- Lack of nutrition will shut you down. Eat, eat and eat some more. Right from the start. I really followed points one and two even when I didn’t feel like it, and have to say I felt as energised as could be expected.
- Stay positive. People had talked to me about “dark times” on these long ultra runs but I decided I was having none of that. I tried to stay happy, be positive, talk to people, have a laugh at the aid stations (which were great)and just keeping moving and enjoy each lap. Its what we’ve been working towards and looking forward to for so long, so why not enjoy it!?
- Get everything right during training. I had a definite plan on the type of foods that agree with me and had a load of it with me on this run. However, I caved in to a ham sandwich on white bread at one of the aid stations that sat uncomfortably somewhere in my digestive system for at least an hour. Know what you can eat. And eat it.
- A more personal one, but I discovered one of the best things about my running is my walking. I realised I can get a really good march on, even on the steep sections which probably helped me climb from 84th place on lap 1 to 43rd at the end.
- I’m going to go all Matrix on you, but you have to believe Neo!!! 🙂 🙂 🙂
Finally, a quick shout-out to all the people and gear that have helped me along this; Men’s Running Magazine, Rick Pearson, Isaac Williams, Robbie Britton, TrainAsONE, Centurion Running (the organisation, marshals, aid stations and route markings were brilliant), Michelle Edye for the solid running training and chat, Johnny Fuller (Sporting Therapy), Columbia Montrail, TomTom, Adidas Eyewear, Petzl head torches and High5 nutrition.

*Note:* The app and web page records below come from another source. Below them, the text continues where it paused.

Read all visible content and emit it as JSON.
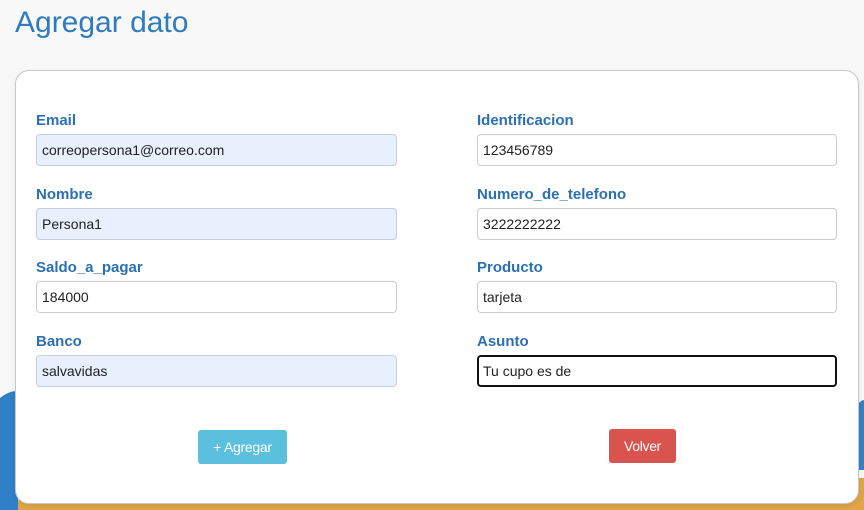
{
  "page_title": "Agregar dato",
  "form": {
    "email": {
      "label": "Email",
      "value": "correopersona1@correo.com"
    },
    "identificacion": {
      "label": "Identificacion",
      "value": "123456789"
    },
    "nombre": {
      "label": "Nombre",
      "value": "Persona1"
    },
    "numero_de_telefono": {
      "label": "Numero_de_telefono",
      "value": "3222222222"
    },
    "saldo_a_pagar": {
      "label": "Saldo_a_pagar",
      "value": "184000"
    },
    "producto": {
      "label": "Producto",
      "value": "tarjeta"
    },
    "banco": {
      "label": "Banco",
      "value": "salvavidas"
    },
    "asunto": {
      "label": "Asunto",
      "value": "Tu cupo es de"
    }
  },
  "buttons": {
    "add_label": "+ Agregar",
    "back_label": "Volver"
  },
  "colors": {
    "title": "#2f7bbf",
    "label": "#2a70b3",
    "add_button": "#5bc0de",
    "back_button": "#d9534f",
    "autofill_bg": "#e8f0fe",
    "decor_blue": "#2f80c8",
    "decor_orange": "#e0a548"
  }
}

And to the other project trail guys, Nic Porter and Jon Gurney (and support and photographs from Chris) – fantastic effort all round and achievement for us all! And of course Vicky Stinton for putting up with my continuous training and talking about running!